EXERCISE REQUIREMENTS:
Locate every line in the records below that holds the word "Shift" and return each one.

[App and web page records]
++++++++

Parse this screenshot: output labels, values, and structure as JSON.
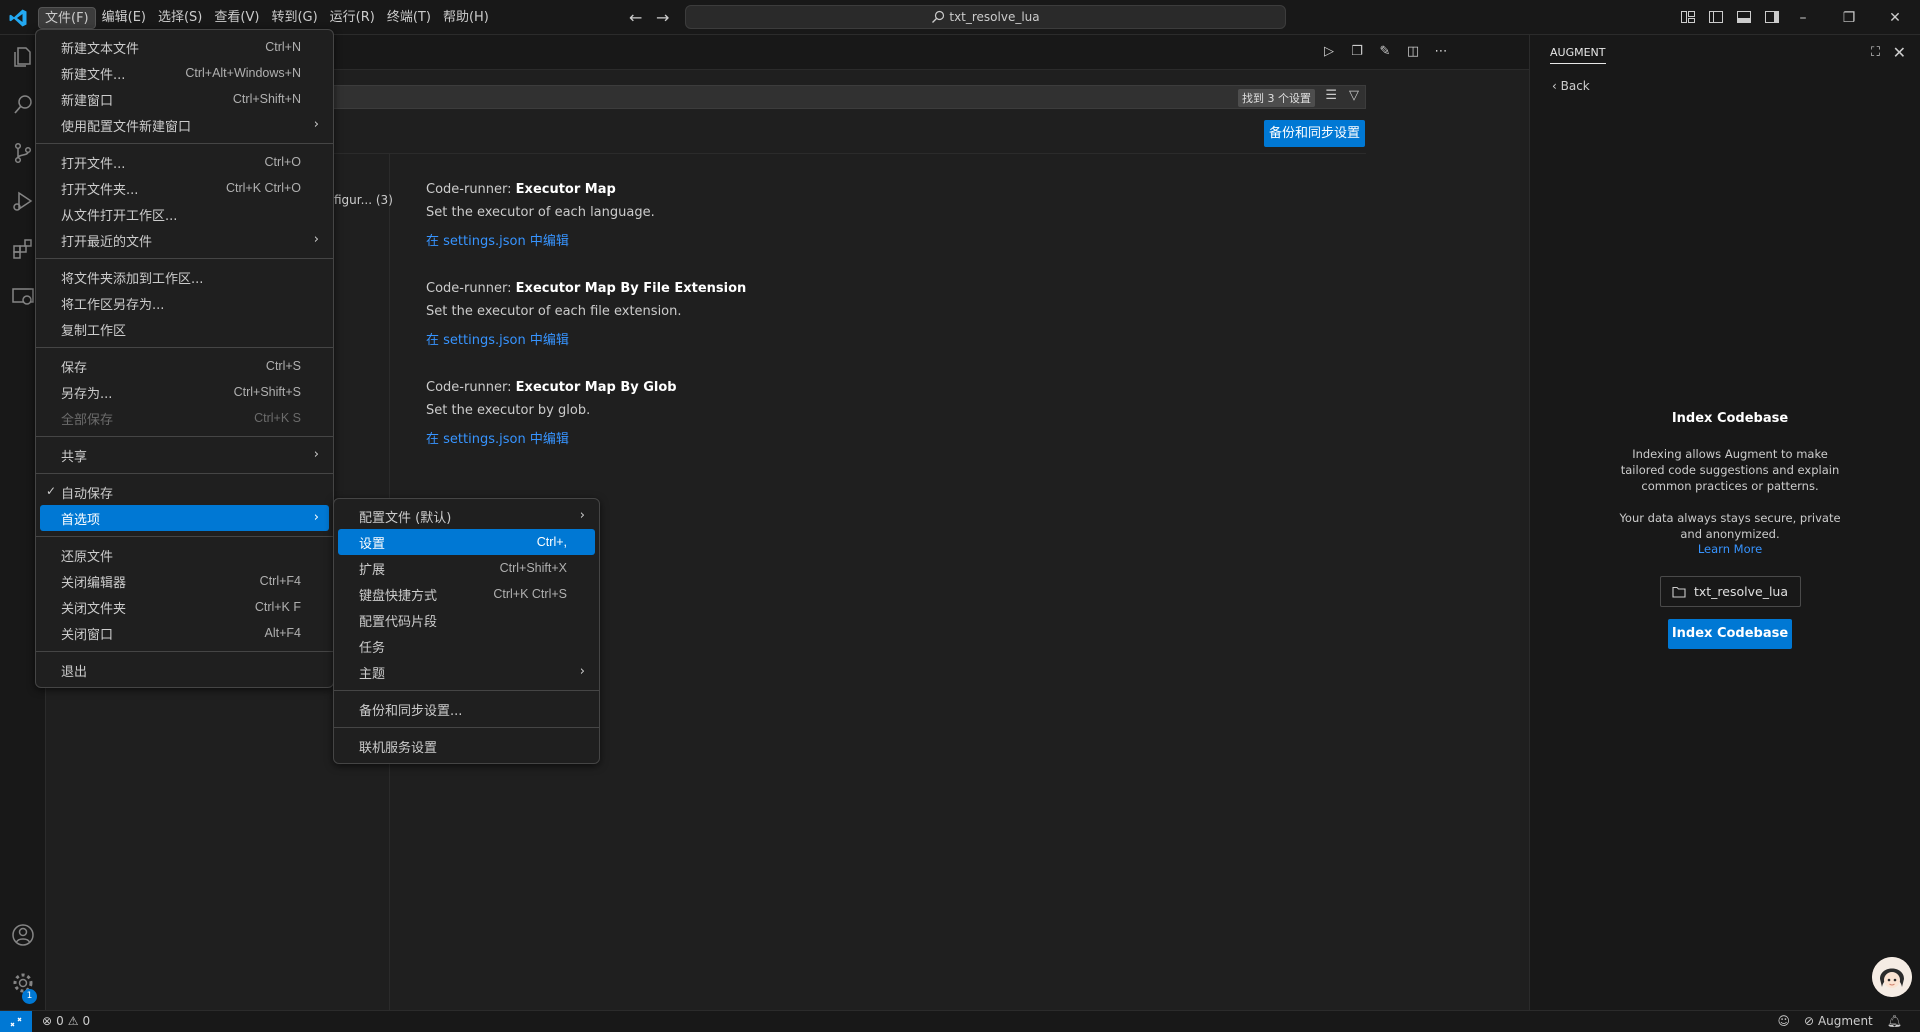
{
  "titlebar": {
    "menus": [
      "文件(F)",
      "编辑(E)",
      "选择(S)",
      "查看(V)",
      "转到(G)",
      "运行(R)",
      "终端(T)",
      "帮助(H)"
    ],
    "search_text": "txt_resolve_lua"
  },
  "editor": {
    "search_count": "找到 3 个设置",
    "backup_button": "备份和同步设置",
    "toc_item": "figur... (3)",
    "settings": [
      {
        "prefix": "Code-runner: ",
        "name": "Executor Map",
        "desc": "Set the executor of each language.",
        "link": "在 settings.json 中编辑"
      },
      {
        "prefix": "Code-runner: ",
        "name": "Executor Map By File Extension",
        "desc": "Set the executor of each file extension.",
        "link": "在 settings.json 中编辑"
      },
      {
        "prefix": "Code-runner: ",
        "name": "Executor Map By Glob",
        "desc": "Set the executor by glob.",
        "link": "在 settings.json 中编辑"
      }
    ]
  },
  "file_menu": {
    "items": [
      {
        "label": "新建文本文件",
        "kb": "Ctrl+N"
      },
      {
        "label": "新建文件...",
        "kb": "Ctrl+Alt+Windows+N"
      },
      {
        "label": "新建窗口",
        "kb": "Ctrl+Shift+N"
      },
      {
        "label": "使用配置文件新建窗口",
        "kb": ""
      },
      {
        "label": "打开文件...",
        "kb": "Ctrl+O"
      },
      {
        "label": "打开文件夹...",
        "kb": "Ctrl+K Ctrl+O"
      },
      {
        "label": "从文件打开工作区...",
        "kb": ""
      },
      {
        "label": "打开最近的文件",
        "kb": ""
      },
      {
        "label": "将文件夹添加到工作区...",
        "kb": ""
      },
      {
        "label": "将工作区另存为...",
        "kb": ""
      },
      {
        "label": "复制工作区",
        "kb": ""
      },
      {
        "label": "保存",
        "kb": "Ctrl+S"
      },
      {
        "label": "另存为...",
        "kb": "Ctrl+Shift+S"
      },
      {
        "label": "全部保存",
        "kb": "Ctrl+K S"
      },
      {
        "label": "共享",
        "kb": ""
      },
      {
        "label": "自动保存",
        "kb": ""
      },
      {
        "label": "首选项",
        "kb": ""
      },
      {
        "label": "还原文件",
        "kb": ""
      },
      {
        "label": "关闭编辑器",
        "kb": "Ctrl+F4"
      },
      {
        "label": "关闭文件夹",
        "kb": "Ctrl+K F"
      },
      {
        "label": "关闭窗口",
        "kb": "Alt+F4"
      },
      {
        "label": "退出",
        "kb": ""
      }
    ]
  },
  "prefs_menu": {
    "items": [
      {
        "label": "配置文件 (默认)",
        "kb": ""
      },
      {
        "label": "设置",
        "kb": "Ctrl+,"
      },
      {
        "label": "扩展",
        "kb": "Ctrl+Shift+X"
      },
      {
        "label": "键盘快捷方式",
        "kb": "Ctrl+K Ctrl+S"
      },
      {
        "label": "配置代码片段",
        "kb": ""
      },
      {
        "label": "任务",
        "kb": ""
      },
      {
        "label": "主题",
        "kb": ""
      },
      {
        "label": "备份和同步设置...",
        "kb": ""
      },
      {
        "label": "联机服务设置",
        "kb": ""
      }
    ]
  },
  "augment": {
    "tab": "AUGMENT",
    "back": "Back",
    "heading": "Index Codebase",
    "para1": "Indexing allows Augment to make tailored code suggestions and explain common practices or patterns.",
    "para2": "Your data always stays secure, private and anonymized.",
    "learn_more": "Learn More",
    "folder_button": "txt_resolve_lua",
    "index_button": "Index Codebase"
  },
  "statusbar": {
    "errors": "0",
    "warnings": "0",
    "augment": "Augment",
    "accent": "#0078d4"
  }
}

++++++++

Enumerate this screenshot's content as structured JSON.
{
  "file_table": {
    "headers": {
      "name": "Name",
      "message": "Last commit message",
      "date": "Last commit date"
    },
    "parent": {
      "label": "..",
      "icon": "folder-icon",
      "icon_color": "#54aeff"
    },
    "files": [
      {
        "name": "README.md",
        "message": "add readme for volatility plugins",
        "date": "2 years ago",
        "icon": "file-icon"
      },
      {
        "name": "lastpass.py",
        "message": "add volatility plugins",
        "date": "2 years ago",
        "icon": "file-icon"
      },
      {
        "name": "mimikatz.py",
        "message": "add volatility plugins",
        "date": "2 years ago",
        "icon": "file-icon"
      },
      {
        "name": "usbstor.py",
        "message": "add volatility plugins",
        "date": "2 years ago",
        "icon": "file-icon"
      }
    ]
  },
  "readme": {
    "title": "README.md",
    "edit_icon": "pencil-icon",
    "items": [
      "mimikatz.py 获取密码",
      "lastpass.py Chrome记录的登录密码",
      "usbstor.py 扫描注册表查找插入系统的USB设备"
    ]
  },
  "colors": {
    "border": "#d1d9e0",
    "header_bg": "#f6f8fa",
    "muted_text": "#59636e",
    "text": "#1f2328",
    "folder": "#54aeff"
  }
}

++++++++

RESPONSE BELOW:
        "kb": "Ctrl+Shift+N"
        "kb": "Ctrl+Shift+S"
        "kb": "Ctrl+Shift+X"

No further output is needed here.